Martin had three daughters, Stella, Loddie and Blanche. Loddie was baptized as Ladislava and the teacher’s had a hard time saying it so they changed it to Loddie. It was there at Tony’s house where I met Loddie, and I would travel from my home in NJ to NY City where she lived. After a short courtship, we were married on June 15, 1940.

John M. Lasica was born two years later in October 1942 [his bio says 1941]. I worked in a little supermarket and didn’t have a defense job so I was drafted into the Army on Sept. 1, 1944, and was stationed at Fort Knox, Ky, where I went to the Cooks and bakery school and graduated with a score of 87. I was made a mess sergeant and had six books, and had to make out the supplies and make out the menu. The menu was in our manual, so I didn’t have any worry what to feed the soliders.

I was discharged in July 1946 and went to work at Botany Mills, where they made the yarn for suits, shirts, ties and all wearing apparel. Botany Mills got slow because the USA was importing all the material from other countries. After a few years at Botany, I went to work in a supermarket and worked for the same owner for 32 1/2 years before I retired in 1981 [from A&P].

My son Robert (Bob) was born May 26, 1947, after I came out of the service. My father passed away in 1961, and my mother passed away in 1973. John M. Lasica got married at an early age and had three wonderful children, who we didn’t see much because I worked six and seven days a week and was busy on my little time I had. They lived in Connecticut and we lived in NJ.

When Loddie and I got married we lived in a house that had no hot water so we had to put on the gas tank to heat up the water for 17 1/2 years. We bought a house in 1957 in Saddle Book, NJ. We sold our house in 1989 and moved to Florida to the hot weather.
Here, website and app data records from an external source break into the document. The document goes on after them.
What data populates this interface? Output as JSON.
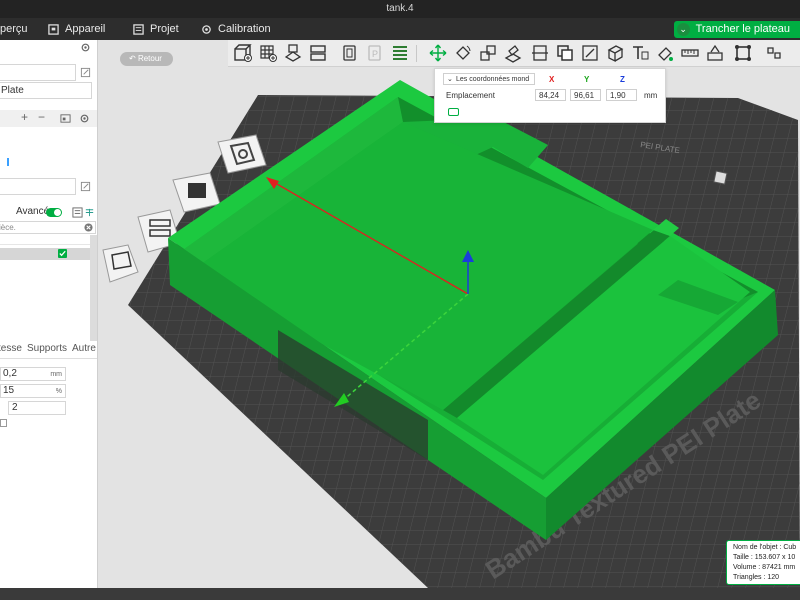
{
  "window": {
    "title": "tank.4"
  },
  "menu": {
    "items": [
      {
        "label": "perçu",
        "icon": "preview-icon"
      },
      {
        "label": "Appareil",
        "icon": "printer-icon"
      },
      {
        "label": "Projet",
        "icon": "project-icon"
      },
      {
        "label": "Calibration",
        "icon": "calibration-icon"
      }
    ],
    "slice_button": "Trancher le plateau"
  },
  "left_panel": {
    "plate_label": "Plate",
    "advanced_label": "Avancé",
    "search_placeholder": "ièce.",
    "tabs": [
      "tesse",
      "Supports",
      "Autre"
    ],
    "fields": [
      {
        "value": "0,2",
        "unit": "mm"
      },
      {
        "value": "15",
        "unit": "%"
      },
      {
        "value": "2",
        "unit": ""
      }
    ],
    "toolbar_symbols": [
      "+",
      "−"
    ]
  },
  "viewport": {
    "back_button": "Retour",
    "coordinates": {
      "mode_label": "Les coordonnées mond",
      "headers": [
        "X",
        "Y",
        "Z"
      ],
      "row_label": "Emplacement",
      "values": [
        "84,24",
        "96,61",
        "1,90"
      ],
      "unit": "mm"
    },
    "object_info": {
      "name": "Nom de l'objet : Cub",
      "size": "Taille : 153.607 x 10",
      "volume": "Volume : 87421 mm",
      "triangles": "Triangles : 120"
    },
    "plate_text": "Bambu Textured PEI Plate",
    "plate_corner_text": "PEI PLATE"
  },
  "colors": {
    "accent": "#00ae42",
    "model": "#16b83c",
    "plate": "#3c3c3c",
    "axis_x": "#e02020",
    "axis_y": "#16c216",
    "axis_z": "#1a3ddb"
  }
}
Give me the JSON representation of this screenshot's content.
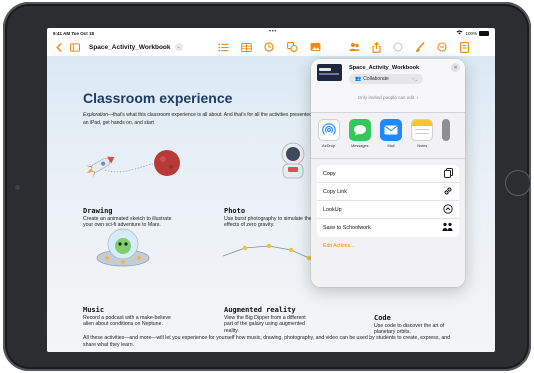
{
  "status": {
    "time": "9:41 AM  Tue Oct 18",
    "battery": "100%"
  },
  "toolbar": {
    "doc_name": "Space_Activity_Workbook"
  },
  "doc": {
    "title": "Classroom experience",
    "intro_lead": "Exploration",
    "intro_rest": "—that's what this classroom experience is all about. And that's for all the activities presented here. Grab an iPad, get hands on, and start",
    "activities": [
      {
        "heading": "Drawing",
        "desc": "Create an animated sketch to illustrate your own sci-fi adventure to Mars."
      },
      {
        "heading": "Photo",
        "desc": "Use burst photography to simulate the effects of zero gravity."
      },
      {
        "heading": "Music",
        "desc": "Record a podcast with a make-believe alien about conditions on Neptune."
      },
      {
        "heading": "Augmented reality",
        "desc": "View the Big Dipper from a different part of the galaxy using augmented reality."
      },
      {
        "heading": "Code",
        "desc": "Use code to discover the art of planetary orbits."
      }
    ],
    "footer": "All these activities—and more—will let you experience for yourself how music, drawing, photography, and video can be used by students to create, express, and share what they learn."
  },
  "share": {
    "file_name": "Space_Activity_Workbook",
    "collaborate_label": "Collaborate",
    "permission_text": "Only invited people can edit. ›",
    "apps": [
      {
        "label": "AirDrop",
        "color": "#ffffff",
        "icon": "airdrop-icon"
      },
      {
        "label": "Messages",
        "color": "#34c759",
        "icon": "messages-icon"
      },
      {
        "label": "Mail",
        "color": "#1e88ff",
        "icon": "mail-icon"
      },
      {
        "label": "Notes",
        "color": "#ffffff",
        "icon": "notes-icon"
      }
    ],
    "actions": [
      {
        "label": "Copy",
        "icon": "copy-icon"
      },
      {
        "label": "Copy Link",
        "icon": "link-icon"
      },
      {
        "label": "LookUp",
        "icon": "lookup-icon"
      },
      {
        "label": "Save to Schoolwork",
        "icon": "schoolwork-icon"
      }
    ],
    "edit_actions": "Edit Actions..."
  }
}
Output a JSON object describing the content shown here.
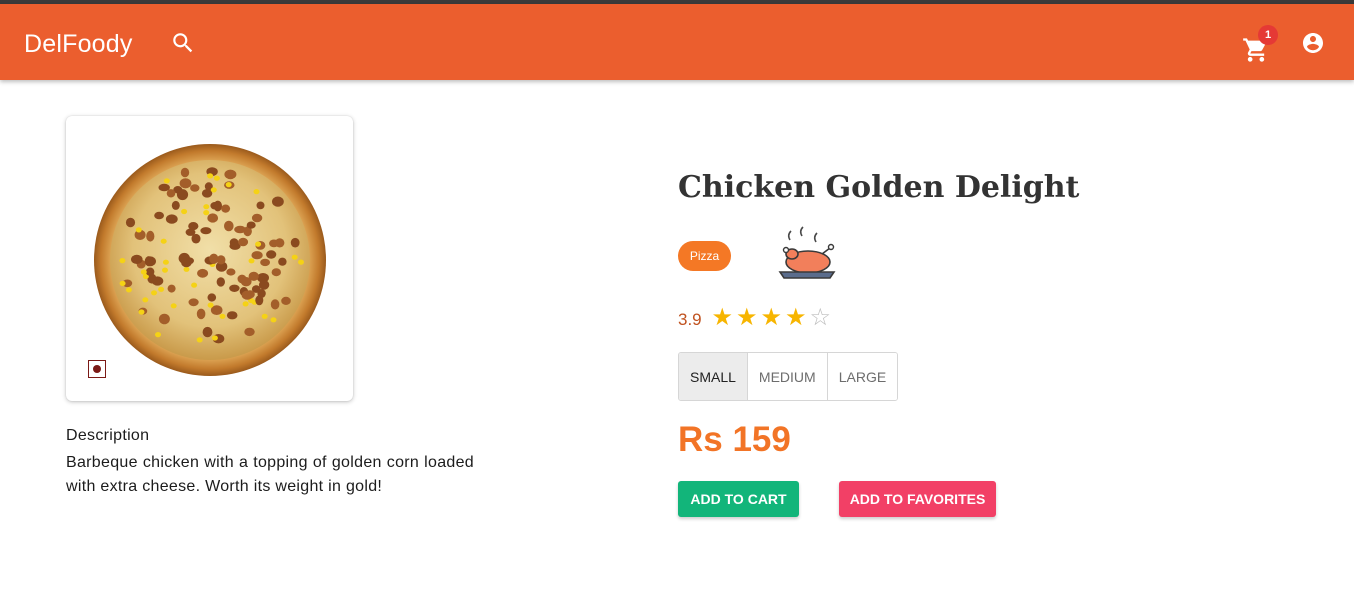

A few years later Bob moved down here not far from us so we are able to see him and his companion and he does things for us that I can’t do.


Emil Lasica: Farewell to a family man